For as long as there has been money or commerce, there has been some form of credit. Whether it was borrowing a few coins until the next payday or today’s credit cards, credit has been a fuel of economic development for quite some time. The financial industry is built on credit and charging customers to borrow money and spread the payments out over time. By some estimates the average household owes over $16,000 in credit card debt.
The United States was founded on credit. During the founding of the country currency had been limited to coins with an intrinsic value based on their gold, silver or copper content. As the King of England tried to tax the colonies to pay for the wars in Europe, the colonies looked for ways of financing their own governments to provide services. they issued paper notes. These notes functioned as currency but actually were bills of credit, short-term public loans to the government. For the first time, the money had no intrinsic value but was valued at the rate issued by the government of the colony in payment of debt. Every time the colonial government would need money, they would authorize the printing of a specified quantity and denomination of notes that it would use to pay creditors. The emission laws also included a tax that would used to repay the bill of credit and the promised interest.
Later, the era we now refer to as Obsolete Banknotes (or Broken Banknotes), were currency issued by banks under permission of the Department of the Treasury that were supposed to be backed by the assets of the issuing bank. Banks were supposed to be able to back at least 90-percent of the value of the notes with hard currency. But the banks were not honest with the Treasury Department, issued more currency than assets, and many went out of business because they could not cover the value of the notes issued.
Credit run amok has been the cause of nearly every major market downturn in history including the most recent dire recession that began in 2008.
The concept of institutionalizing consumer debt was first written about in Looking Backward, 2000 to 1887 by Edward Bellamy. Bellamy, a writer from Massachusetts, wrote about Julian West, a young American who falls into a deep, hypnotic sleep and wakes up in the year 2000. As part of West’s experience, Bellamy describes purchases being made using a credit card. Bellamy’s credit card was limited to the amount on deposit. The description is more like a debit or secured credit card of today. After the book became popular, the concept of consumer credit began to be institutionalized.

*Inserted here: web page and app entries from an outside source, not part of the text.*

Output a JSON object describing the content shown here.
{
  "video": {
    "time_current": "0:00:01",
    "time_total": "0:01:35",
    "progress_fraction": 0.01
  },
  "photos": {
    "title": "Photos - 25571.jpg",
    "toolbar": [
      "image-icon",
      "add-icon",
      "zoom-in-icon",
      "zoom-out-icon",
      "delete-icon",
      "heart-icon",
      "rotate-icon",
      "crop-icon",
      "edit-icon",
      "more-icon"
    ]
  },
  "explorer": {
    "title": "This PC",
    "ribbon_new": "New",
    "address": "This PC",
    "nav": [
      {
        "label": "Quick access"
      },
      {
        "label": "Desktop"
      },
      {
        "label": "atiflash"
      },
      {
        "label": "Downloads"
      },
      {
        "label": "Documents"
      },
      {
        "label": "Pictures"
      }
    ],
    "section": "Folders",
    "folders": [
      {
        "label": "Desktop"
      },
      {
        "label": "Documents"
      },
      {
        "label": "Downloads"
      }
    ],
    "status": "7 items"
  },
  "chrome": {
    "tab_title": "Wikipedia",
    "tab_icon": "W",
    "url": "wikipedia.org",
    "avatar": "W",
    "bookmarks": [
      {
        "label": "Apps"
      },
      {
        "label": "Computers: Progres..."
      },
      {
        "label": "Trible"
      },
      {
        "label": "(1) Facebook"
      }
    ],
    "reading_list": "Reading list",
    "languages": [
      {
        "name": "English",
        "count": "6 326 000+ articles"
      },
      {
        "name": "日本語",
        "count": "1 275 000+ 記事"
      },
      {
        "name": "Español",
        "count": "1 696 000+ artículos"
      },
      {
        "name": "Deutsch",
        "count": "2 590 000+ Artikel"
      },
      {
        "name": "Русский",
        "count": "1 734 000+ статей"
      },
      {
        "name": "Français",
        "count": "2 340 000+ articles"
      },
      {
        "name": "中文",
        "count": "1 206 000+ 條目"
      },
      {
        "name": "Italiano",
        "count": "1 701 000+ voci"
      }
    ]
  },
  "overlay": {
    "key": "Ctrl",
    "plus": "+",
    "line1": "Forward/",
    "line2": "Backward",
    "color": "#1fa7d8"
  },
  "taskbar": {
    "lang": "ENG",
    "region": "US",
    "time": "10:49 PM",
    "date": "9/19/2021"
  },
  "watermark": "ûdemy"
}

Hotels and other higher-end retailers were first. They would create medals or tokens that could be carried in the pocket or have a hole to include them on a keychain. Much like the Colgate tokens previously written about, the use of metal tags and tokens began at the beginning of the 20th century and was stopped by the War War II efforts.
Credit tokens were nondescript items with the name of the establishment and the user’s account number which lead to a number of problems. Since the account number was engraved into the tag, it was up to the cashier to write down the account number. Mistakes would lead to unpaid bills. A later improvement was to include raised letters that could be rubbed onto the paper using a pencil or carbon paper in order to record the number correctly, a feature that would be added to the plastic charge plate before the invention of the magnetic strip.
These tokens did not include the customer’s name. Although many can be mailed to the company so that the keys could be returned to the original owner, thieves would keep the tokens and use them. Stores would later have to produce lists of invalid or stolen charge numbers to verify the sale at the register. In the day before computers, this was a time consuming task.
Stores continue to think the risks are worth dealing with since credit purchases appear to be more popular than cash-based purchases.
One of the early adopters of credit purchases was Abraham & Straus, Inc. Founded in 1865 by Abraham Abraham in Brooklyn, the store was operated on Fulton Street as a small clothing outlet until its later flagship store was built closer to downtown Brooklyn in 1883. As part of expanding the store and funding the move, Abraham received funding from Nathan and Isidore Straus. When the company reopened at 422 Fulton Street the was renamed Abraham & Straus, the name that was used until its closing in 1995.
Known as A&S throughout the New York metropolitan area, it was a little more upscale from other discount stores of the time. Although the stores expanded as far as the Philadelphia region, it would not see the same success as the New York-area stores. A&S was a favorite amongst the burgeoning middle class of the post-World War II Baby Boomer generation especially for women’s clothes. I have a lot of memories waiting outside of the A&S with my father at the Green Acres Mall in Valley Stream, NY as my (late) mother would go shopping in A&S. And the family car, a black 1963 Chevy Impala with red interior, did not include air conditioning!
Apparently, I survived those shopping trips along with my recent find an on old A&S credit token. While searching through a cigar box of old tokens, I found this pre-World War II item. Aside from bringing back the memories, and reminder of the hot days waiting for my mother to try on nearly every dress in the store, I though this would be a perfect addition to my collection of New York numismatic memorabilia.
Remember, you do not have to collect coins to have fun with numismatics!